A week and a half ago I wrote the commentary ... “ While the national inventory is currently strong, an increase in blood donor cancellations is a warning sign of potential challenges to maintaining a health inventory of blood ” It was written as a result of talk about a potential blood shortage that would occur if people stopped donating due to the COVID-19 virus. It seems the call to Canadians was responded to, however, as I was told this afternoon ... “ T his effort is a marathon, not a sprint ”. As it now stands now, donors are able to attend clinics which are held in Vancouver (2), Victoria, Surrey, and in Kelowna, so I asked if there any plans to re-establish traveling clinics to others communities - for example in Kamloops, Prince George, Prince Rupert, Revelstoke or Cranbrook, and perhaps further north at perhaps Ft. St. John? According to Communications Lead Regional Public Affairs Specialist Marcelo Dominguez, Canadian Blood Services is still on

FEDLSTED -- Rules will have to relax-- the question is how and when

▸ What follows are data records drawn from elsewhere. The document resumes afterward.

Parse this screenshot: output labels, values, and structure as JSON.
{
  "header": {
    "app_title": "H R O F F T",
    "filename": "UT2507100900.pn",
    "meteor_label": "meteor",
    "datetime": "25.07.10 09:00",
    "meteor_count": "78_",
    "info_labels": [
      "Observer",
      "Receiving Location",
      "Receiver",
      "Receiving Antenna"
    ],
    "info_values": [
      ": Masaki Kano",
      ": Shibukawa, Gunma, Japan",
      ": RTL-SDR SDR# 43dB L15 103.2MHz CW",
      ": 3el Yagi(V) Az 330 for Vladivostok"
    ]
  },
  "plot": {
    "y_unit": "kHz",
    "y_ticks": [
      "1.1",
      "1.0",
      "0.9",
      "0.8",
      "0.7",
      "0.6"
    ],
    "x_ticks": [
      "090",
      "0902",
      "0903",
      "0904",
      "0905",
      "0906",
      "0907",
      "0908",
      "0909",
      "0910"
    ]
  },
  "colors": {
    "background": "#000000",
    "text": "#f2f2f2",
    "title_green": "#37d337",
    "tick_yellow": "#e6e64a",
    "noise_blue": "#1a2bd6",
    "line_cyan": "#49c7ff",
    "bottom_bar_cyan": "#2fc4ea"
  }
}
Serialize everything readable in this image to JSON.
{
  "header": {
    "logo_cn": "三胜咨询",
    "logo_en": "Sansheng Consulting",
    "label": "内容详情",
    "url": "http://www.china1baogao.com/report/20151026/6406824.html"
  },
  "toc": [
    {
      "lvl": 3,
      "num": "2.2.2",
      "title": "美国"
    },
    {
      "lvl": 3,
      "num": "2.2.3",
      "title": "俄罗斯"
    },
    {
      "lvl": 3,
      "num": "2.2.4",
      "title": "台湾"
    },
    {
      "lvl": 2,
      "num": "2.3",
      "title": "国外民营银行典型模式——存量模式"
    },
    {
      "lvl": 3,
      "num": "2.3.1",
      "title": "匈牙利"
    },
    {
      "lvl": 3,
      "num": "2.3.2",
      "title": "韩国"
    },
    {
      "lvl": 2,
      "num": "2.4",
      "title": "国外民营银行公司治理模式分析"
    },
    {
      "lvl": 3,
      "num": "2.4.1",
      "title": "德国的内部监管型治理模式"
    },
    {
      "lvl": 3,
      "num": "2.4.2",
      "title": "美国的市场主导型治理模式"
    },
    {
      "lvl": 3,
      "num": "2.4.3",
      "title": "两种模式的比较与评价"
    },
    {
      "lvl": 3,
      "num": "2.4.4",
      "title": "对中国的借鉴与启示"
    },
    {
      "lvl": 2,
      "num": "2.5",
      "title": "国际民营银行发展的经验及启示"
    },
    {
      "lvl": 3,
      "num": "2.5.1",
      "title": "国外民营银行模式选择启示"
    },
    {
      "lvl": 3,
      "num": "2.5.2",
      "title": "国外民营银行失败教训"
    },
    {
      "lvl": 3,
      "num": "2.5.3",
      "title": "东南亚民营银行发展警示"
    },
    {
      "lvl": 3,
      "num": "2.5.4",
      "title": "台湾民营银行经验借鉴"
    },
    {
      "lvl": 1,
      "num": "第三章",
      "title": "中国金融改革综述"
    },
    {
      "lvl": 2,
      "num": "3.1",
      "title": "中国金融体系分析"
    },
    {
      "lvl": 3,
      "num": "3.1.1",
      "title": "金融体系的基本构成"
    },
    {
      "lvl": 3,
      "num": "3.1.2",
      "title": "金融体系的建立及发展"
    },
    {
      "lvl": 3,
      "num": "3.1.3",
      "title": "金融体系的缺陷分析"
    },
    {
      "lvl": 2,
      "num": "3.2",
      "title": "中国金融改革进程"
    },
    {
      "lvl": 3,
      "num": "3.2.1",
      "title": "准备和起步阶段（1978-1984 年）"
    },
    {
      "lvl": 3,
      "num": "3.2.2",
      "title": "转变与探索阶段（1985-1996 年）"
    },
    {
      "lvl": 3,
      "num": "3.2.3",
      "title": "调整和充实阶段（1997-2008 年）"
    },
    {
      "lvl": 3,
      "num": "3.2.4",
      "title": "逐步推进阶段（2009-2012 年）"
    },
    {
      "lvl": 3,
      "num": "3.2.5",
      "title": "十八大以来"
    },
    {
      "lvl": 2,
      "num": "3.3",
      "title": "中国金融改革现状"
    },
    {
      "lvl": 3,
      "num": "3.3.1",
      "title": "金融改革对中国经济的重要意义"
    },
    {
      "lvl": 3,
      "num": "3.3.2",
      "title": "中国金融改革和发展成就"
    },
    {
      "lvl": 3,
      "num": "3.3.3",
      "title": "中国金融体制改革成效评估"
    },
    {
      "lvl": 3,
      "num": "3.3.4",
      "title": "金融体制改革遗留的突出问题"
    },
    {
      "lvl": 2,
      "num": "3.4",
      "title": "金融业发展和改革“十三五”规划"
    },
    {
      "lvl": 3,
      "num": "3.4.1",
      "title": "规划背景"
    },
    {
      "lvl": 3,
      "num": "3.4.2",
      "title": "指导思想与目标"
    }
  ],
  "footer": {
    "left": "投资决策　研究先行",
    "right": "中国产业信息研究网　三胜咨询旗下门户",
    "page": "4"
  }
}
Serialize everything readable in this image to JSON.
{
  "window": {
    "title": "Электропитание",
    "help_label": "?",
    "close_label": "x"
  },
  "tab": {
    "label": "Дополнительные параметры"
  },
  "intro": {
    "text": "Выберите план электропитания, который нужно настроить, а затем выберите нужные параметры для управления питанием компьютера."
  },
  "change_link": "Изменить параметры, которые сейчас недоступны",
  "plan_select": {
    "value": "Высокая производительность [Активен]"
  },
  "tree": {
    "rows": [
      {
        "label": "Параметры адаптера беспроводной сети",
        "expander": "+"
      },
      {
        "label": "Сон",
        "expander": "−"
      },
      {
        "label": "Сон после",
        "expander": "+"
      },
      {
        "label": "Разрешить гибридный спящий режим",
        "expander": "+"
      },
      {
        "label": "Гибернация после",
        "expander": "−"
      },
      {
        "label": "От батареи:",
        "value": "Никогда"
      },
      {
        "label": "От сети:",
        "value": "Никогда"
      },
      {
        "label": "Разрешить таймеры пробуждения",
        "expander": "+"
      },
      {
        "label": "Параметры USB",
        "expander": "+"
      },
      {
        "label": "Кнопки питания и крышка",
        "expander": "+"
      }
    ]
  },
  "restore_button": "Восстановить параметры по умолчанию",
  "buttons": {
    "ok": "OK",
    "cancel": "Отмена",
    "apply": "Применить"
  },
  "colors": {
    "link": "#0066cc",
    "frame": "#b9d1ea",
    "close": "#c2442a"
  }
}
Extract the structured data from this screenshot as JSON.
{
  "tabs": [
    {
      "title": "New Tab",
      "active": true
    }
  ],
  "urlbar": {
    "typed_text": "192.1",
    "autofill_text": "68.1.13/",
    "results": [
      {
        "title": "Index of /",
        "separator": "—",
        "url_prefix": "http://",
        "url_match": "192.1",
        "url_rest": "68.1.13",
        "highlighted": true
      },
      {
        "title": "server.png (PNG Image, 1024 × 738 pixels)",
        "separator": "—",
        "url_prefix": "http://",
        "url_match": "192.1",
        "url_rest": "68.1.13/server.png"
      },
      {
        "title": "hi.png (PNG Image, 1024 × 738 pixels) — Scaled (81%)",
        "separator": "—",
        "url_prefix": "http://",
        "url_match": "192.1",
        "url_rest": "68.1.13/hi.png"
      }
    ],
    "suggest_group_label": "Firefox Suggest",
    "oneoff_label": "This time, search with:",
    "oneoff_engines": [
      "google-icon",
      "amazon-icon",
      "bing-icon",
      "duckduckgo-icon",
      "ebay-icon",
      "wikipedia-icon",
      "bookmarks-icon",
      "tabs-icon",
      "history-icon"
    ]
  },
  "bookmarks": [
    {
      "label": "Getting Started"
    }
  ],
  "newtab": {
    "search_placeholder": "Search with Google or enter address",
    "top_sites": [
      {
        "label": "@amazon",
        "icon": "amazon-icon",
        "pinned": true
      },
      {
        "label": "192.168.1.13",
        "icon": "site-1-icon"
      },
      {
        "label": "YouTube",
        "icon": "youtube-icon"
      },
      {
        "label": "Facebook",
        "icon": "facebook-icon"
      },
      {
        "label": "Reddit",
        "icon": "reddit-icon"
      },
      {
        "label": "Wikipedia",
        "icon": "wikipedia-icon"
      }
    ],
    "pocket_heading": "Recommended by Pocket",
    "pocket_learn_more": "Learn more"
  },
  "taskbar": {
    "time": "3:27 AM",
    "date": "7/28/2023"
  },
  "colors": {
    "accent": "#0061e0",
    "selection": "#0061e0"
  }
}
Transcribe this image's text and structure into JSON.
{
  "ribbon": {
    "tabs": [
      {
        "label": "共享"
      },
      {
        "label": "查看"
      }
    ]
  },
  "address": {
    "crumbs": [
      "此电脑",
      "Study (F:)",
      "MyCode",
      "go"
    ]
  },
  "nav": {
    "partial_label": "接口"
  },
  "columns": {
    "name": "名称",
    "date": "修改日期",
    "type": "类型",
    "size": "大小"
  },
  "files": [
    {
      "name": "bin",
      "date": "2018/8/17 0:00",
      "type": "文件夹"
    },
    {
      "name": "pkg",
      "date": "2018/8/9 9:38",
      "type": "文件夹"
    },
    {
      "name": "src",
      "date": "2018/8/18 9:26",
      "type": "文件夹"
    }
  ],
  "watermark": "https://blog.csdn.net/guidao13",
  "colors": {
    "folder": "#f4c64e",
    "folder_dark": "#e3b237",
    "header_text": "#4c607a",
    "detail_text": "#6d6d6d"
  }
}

The media has created a fervour over the mathematical models that allegedly help governments predict the future of Coronavirus infections in the general population. Mathematical modelling has limited use and value. We need to understand is that the data available on Coronavirus (COVID-19) infections in Canada is far too small for statistical reliability. The data available for the whole world is useless due to variables in how nations responded to Coronavirus infections. There is no commonality in steps taken to combat virus spread and no similarity in the age demographics of world nations, so the numbers you see on the daily tracking of world infections are not useful in developing a model of infection rates that can be relied on. Mathematical models of the future spread of Coronavirus are better than nothing, but not a whole lot better.  Mathematical models must include assumptions on virus spreads, and various factors involved. As they are used in projections, a small erro

WUN FEATHER -- can we just put those two names to bed for a while? You can call me an ‘Indian’ and I won't mind. And let's not call the farmers and ranchers ‘Settlers’ anymore

Hey there # TeamCanada !   I can't take it any more! Well, I guess I can, but I don't want to. I want to talk about the names we call each other. My very best friends, and all my Elderly Aunts and Uncles call me an Indian. I have walked into the most magnificent dining hall at the Air Liquide Head office, Quai D'orsay in Paris, France, surrounded by the worlds top producing Cryogenics team, and Patrick Jozon, the President of Air Liquide, has seen me enter the room, and yelled: " Bonjour! There is Warren! He is my Indian friend from Canada! He and I chased Beavers together in Northern BC!" And over 400 people turned to look at me and then they all smiled, and nodded. To most European people, an Indian is an absolute ICON!   The ultimate symbol of North America. They love us. And then, one time I had just gotten married and took vacation days off to take my new wife to meet my Grandmother; I was so proud. But as soon a


Show more